JOINT-BASE SAN ANTONIO-Randolph, Texas – Fear, hopelessness, resignation are not uncommon emotions for many teenagers who learn they’re pregnant. Such negative feelings could destroy a kid’s life.
Reserve Citizen Airman Maj. Katrina Gagner, 97th Flying Training Squadron instructor pilot, refuses to let that happen.
Thanks to a series of events, Gagner learned about an organization committed to helping single, pregnant girls learn the host of life skills that will help them overcome barriers and negative feelings.
Young Life, an international organization with a host of missions, activated “YoungLives” 20 years ago with a vision to “reach teen moms by entering their world, modeling the unconditional love of Christ, and encouraging them to become the women and mothers God created them to be,” Gagner said.
Although she didn’t know it at the time, every career decision led her one step closer to Sheppard Air Force Base, in Wichita Falls, Texas, and one step closer to changing YoungLives.
Commissioned in 2008 through the Reserve Officer Training Corps, Gagner is originally a C-17 pilot. After 6 years on active duty, she and her husband, Maj. Joe Gagner (also a 97th FTS pilot), discussed career options that would enable them to continue to serve without extensive separation from each other and their children.
Joe stayed on active duty, but Katrina accepted an opportunity with the Reserve. That decision gave the Gagners the flexibility and balance they needed to raise their family.
While pregnant with her second child, Katrina became aware of YoungLives when she learned that her teenage babysitter was pregnant, and they had the same due date.
“I don’t believe this was coincidental,” she said, explaining “God places us where he needs us.”
Determined to help her sitter through the challenges that lay ahead, Katrina reached out to YoungLives. As a program mentor, she provides stable support for program participants, ensuring they have someone in their lives that they can rely on.
“We’re investing in lives,” Gagner explained. “Many program participants turn their life around and go on to succeed, and some may not. But the door is open for those who don’t. This isn’t a one time, one meeting program.

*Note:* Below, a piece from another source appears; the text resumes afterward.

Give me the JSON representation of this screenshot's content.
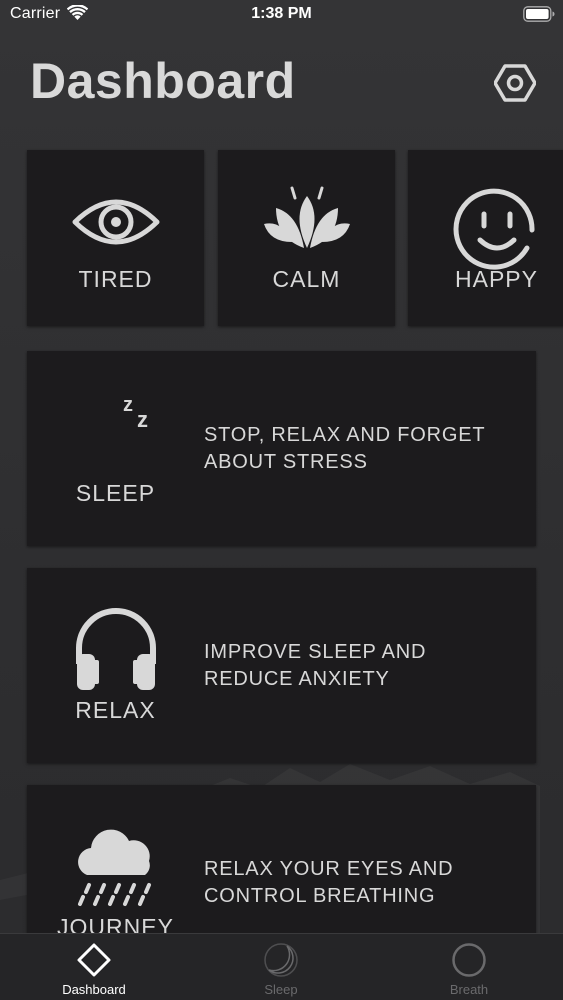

We’re interested in making a lifelong spiritual difference.”
As critical as spiritual and emotional strength is, program participants need basic, practical support, as well, so mentors help young moms learn such life basics as meal preparation and goal setting, and provide them with social outlets and help with child care when necessary.
Although he’s not a YoungLives mentor, Joe has also been very supportive, and has gone out to help some of the young moms with crises like car problems.
“We spend three or four hours a week with our participants, in addition to a week long summer camp for teen moms and their babies,” Katrina said. They become part of our families, and even after they graduate from the program, they remain a part of our lives.”
There’s a growing need for mentors in the local area, according to Katrina.
“This year, we saw about 20 new girls join the program - that’s a significant increase over previous years,” she said. “It’s a great thing that they come to us, to the program, though. We all just want to give these kids a shot at a better life, and show them what unconditional, non-judgmental love looks like.”
Emotional and spiritual satisfaction are part of the rewards for mentors and program participants, but YoungLives mentors don’t have metrics against which they can measure success. Still, success is evident to those, like Gagner, who look for it.
“I see a difference in how they raise their own children, with a sense of hope for a different future for themselves and their kids. Success is very hard to measure for this program, as much of it is so intangible. We’re mentoring kids that most often come from long cycles of poverty and cycles of teenage motherhood, and unstable homes. Tangible changes aren’t visible overnight, or even before they graduate the program,” she said. But we help them to envision a new future for themselves and their children’s lives beyond their current situation.”
For Young Life as a whole (the parent organization of YoungLives), many mentors return after their initial experience, and some become leaders through college and beyond.
“They’re succeeding in making a generational investment in others, which is what this program is all about, changing legacies,” Katrina said.
College kids also volunteer to help with the program, and once they’ve volunteered, many return annually during summer camp. That’s especially motivational for the young moms who are able to see so many options for themselves in the examples set by the various people who support the program.
The opportunity to support this and other programs is easier for Katrina as an Air Force Reservist than it might be if she were still on active duty.
“As Reservists, especially traditional Reservists, we have more flexibility with scheduling,” Katrina said. “We’d probably have fewer opportunities if we were active duty, and that would be a shame. Many new teen moms would have fewer mentor options. I would be sad if I were unable to participate, as well.”
For Gagner, who doesn’t believe in coincidence, her 2008 commission was just the beginning of a journey that has so far led her to YoungLives, and will continue to lead her to other opportunities to serve people in need.